"What happened? It's like they say, 'Shit happens.' And when it happens to you personally, Ben, it changes the way you have to look at things." She scratched at her pony tail, wishing she could free her hair for the evening. No, not until the cooking is done.
He turned away from the stove. "I'm just feeling like a fifth wheel. Like the baby. Like the freak in the high school classroom. They're all worrying about who to hump and what to buy, and I'm watching the minutes tick by and wondering if we got a bid on the eBay shit and wishing I had more time to catalog Mom's jewelry. Which is in perfect condition, I might add, which will get us some extra dollars, I think."
"You're doing fine, Ben. We're doing fine. For this kind of situation, we're doing a hell of a lot better than some. Don't taste that now, you turd, let it simmer for half an hour at least. And then stay out of it until tomorrow's supper!"
"You're supposed to draw me out and get me to talk about my feelings, according to Cosmopolitan magazine," he said.
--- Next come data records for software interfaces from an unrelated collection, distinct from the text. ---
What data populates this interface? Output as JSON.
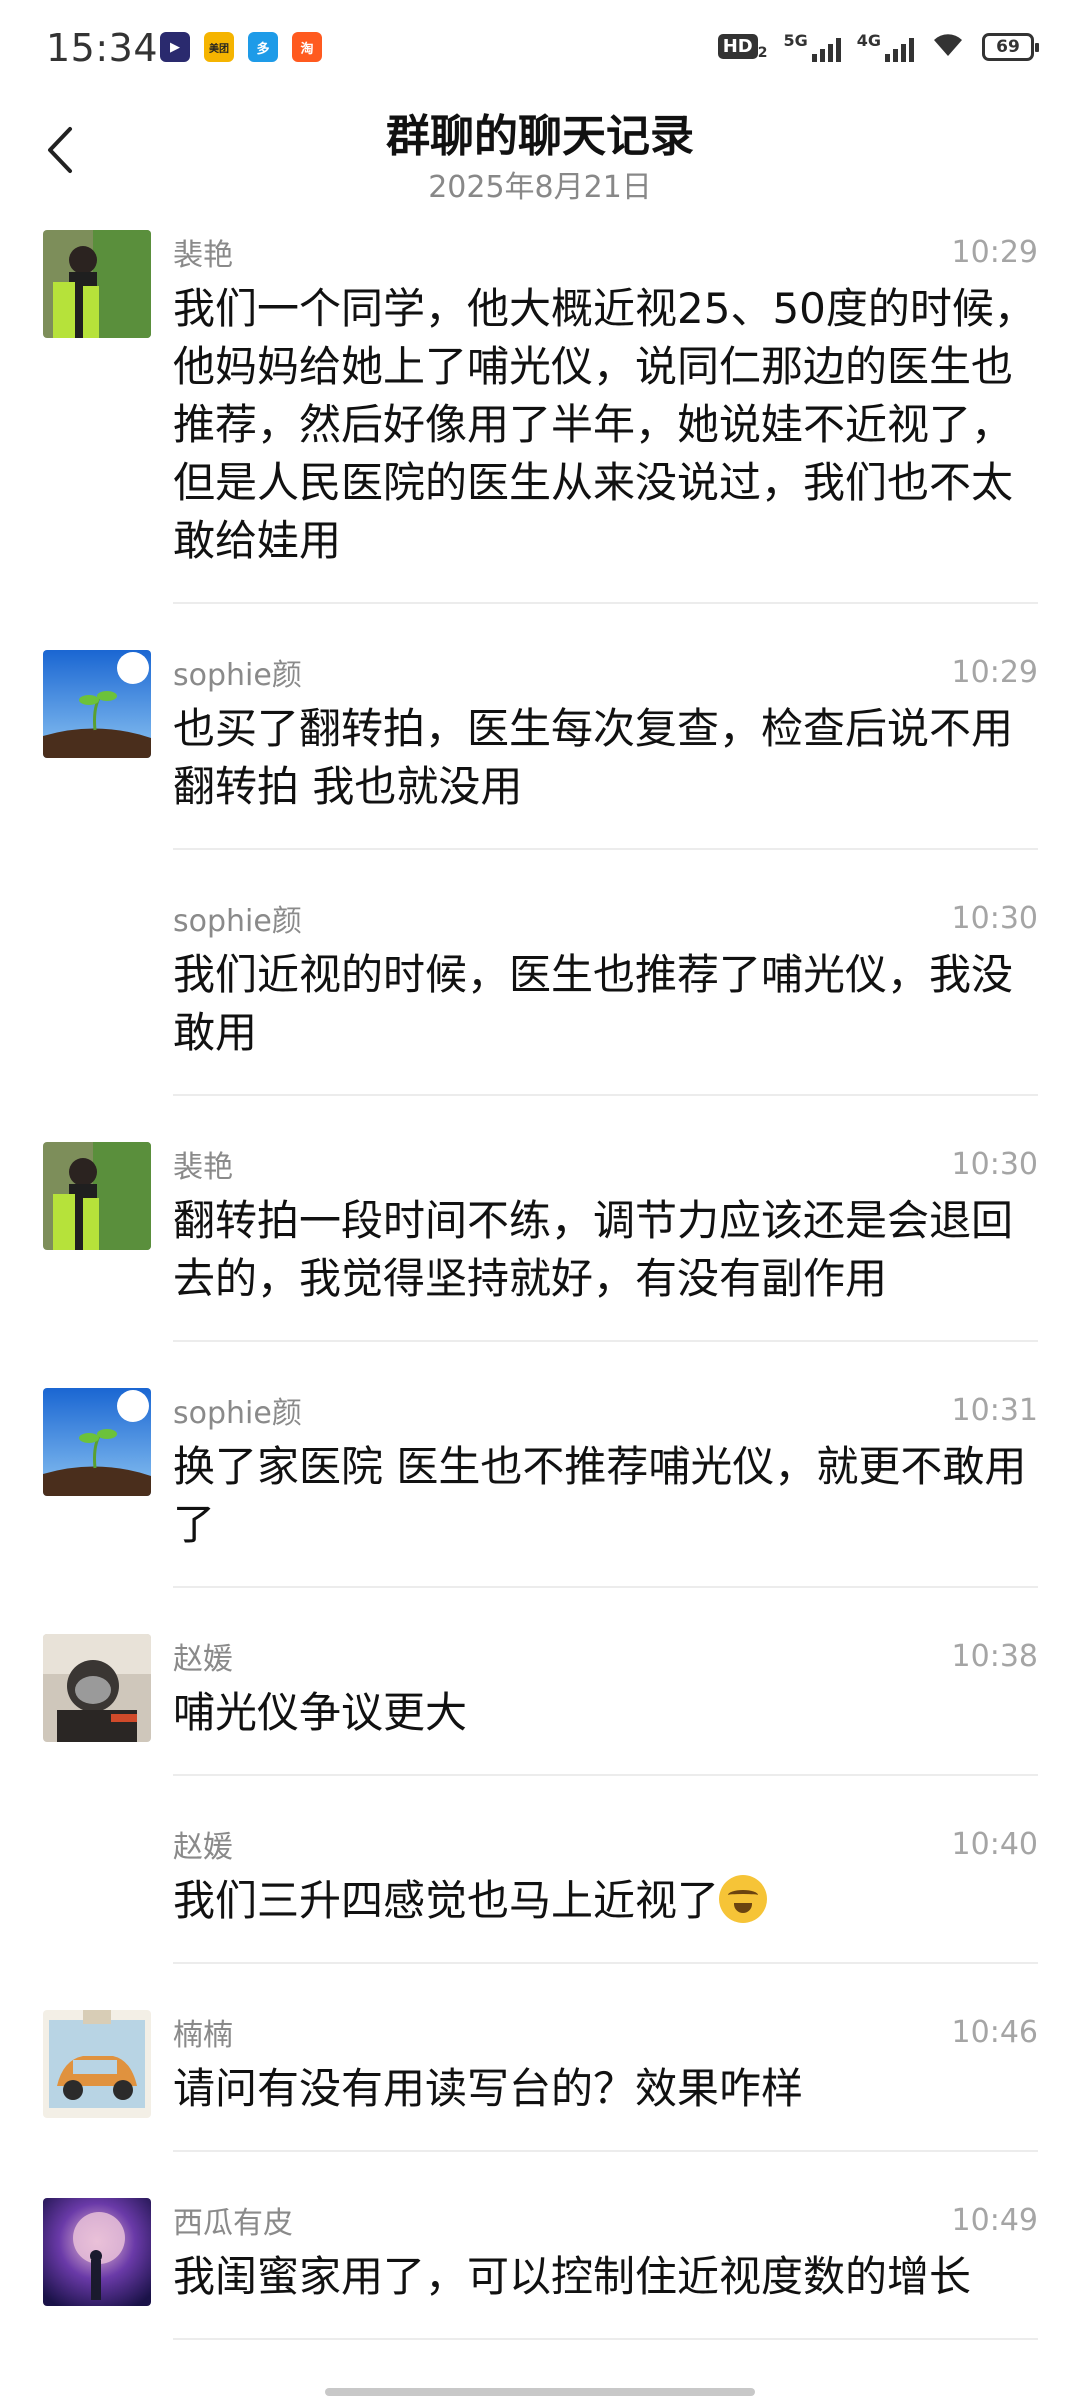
{
  "status_bar": {
    "time": "15:34",
    "notification_icons": [
      {
        "name": "video-app-icon",
        "color": "#2a2a6e",
        "glyph": "▶"
      },
      {
        "name": "meituan-app-icon",
        "color": "#f5b400",
        "glyph": "美团"
      },
      {
        "name": "duoduo-app-icon",
        "color": "#1e9be8",
        "glyph": "多"
      },
      {
        "name": "taobao-app-icon",
        "color": "#ff5a1f",
        "glyph": "淘"
      }
    ],
    "hd_label": "HD",
    "hd_sub": "2",
    "network1": "5G",
    "network2": "4G",
    "battery": "69"
  },
  "header": {
    "title": "群聊的聊天记录",
    "date": "2025年8月21日"
  },
  "messages": [
    {
      "sender": "裴艳",
      "time": "10:29",
      "text": "我们一个同学，他大概近视25、50度的时候，他妈妈给她上了哺光仪，说同仁那边的医生也推荐，然后好像用了半年，她说娃不近视了，但是人民医院的医生从来没说过，我们也不太敢给娃用",
      "avatar": "girl"
    },
    {
      "sender": "sophie颜",
      "time": "10:29",
      "text": "也买了翻转拍，医生每次复查，检查后说不用翻转拍 我也就没用",
      "avatar": "sprout"
    },
    {
      "sender": "sophie颜",
      "time": "10:30",
      "text": "我们近视的时候，医生也推荐了哺光仪，我没敢用",
      "avatar": "none"
    },
    {
      "sender": "裴艳",
      "time": "10:30",
      "text": "翻转拍一段时间不练，调节力应该还是会退回去的，我觉得坚持就好，有没有副作用",
      "avatar": "girl"
    },
    {
      "sender": "sophie颜",
      "time": "10:31",
      "text": "换了家医院 医生也不推荐哺光仪，就更不敢用了",
      "avatar": "sprout"
    },
    {
      "sender": "赵媛",
      "time": "10:38",
      "text": "哺光仪争议更大",
      "avatar": "person"
    },
    {
      "sender": "赵媛",
      "time": "10:40",
      "text": "我们三升四感觉也马上近视了",
      "avatar": "none",
      "emoji": "crying-laughing-emoji"
    },
    {
      "sender": "楠楠",
      "time": "10:46",
      "text": "请问有没有用读写台的？效果咋样",
      "avatar": "car"
    },
    {
      "sender": "西瓜有皮",
      "time": "10:49",
      "text": "我闺蜜家用了，可以控制住近视度数的增长",
      "avatar": "galaxy"
    }
  ]
}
"You have until that chili is done simmering," Gloria said. "Draw you out is for a girlfriend, a wife, or your mother. I'm your sister, dipshit. I want to know what's on your mind, I just say so."
"Does that mean you're just saying so?"
"Talk, or shut up. You choose."
"Why's Mom acting weird?"
"I told you, changing when you sleep and when you are awake mess people up big time."
"No, I'm talking even before she got this job. She was acting funny."
Gloria thought back to the time before the revelation of their financial distress, and could not pin any aberration on her mother's behavior. "When did she start acting funny?"
"About a week after Dad died."
"Well, it's called grief. It comes in stages. Sadness, Anger, Disbelief, Acceptance, and something else, I can't remember. People rocket around in those phases when someone dies." She turned the heat down to low on the chili.
"I don't think that's it, Glory. I don't know why, I just have some real suspicion that something isn't right."
"That might have been when she started getting worried about Dad's handling of the finances, Ben. She only let me know about them, what, two weeks ago? God, it seems like a hundred years."
Ben plied the wooden spoon and stirred the chili mixture again, withdrawing from her. She hadn't believed him; in typical teen perception, he could not believe that she was an audience to present to.
"Oh, Ben, come on. What's bugging you?"
"Eh, it's nothing. I'm just doing that Grief Thing you mentioned. I guess. I'm gonna check on the eBay shit and upload some more of Mom's jewelry for sale. See ya in the morning, or tomorrow night."
"Stay out of this chili tonight," Gloria commanded.
"Yeah, yeah," his voice floated down the hall.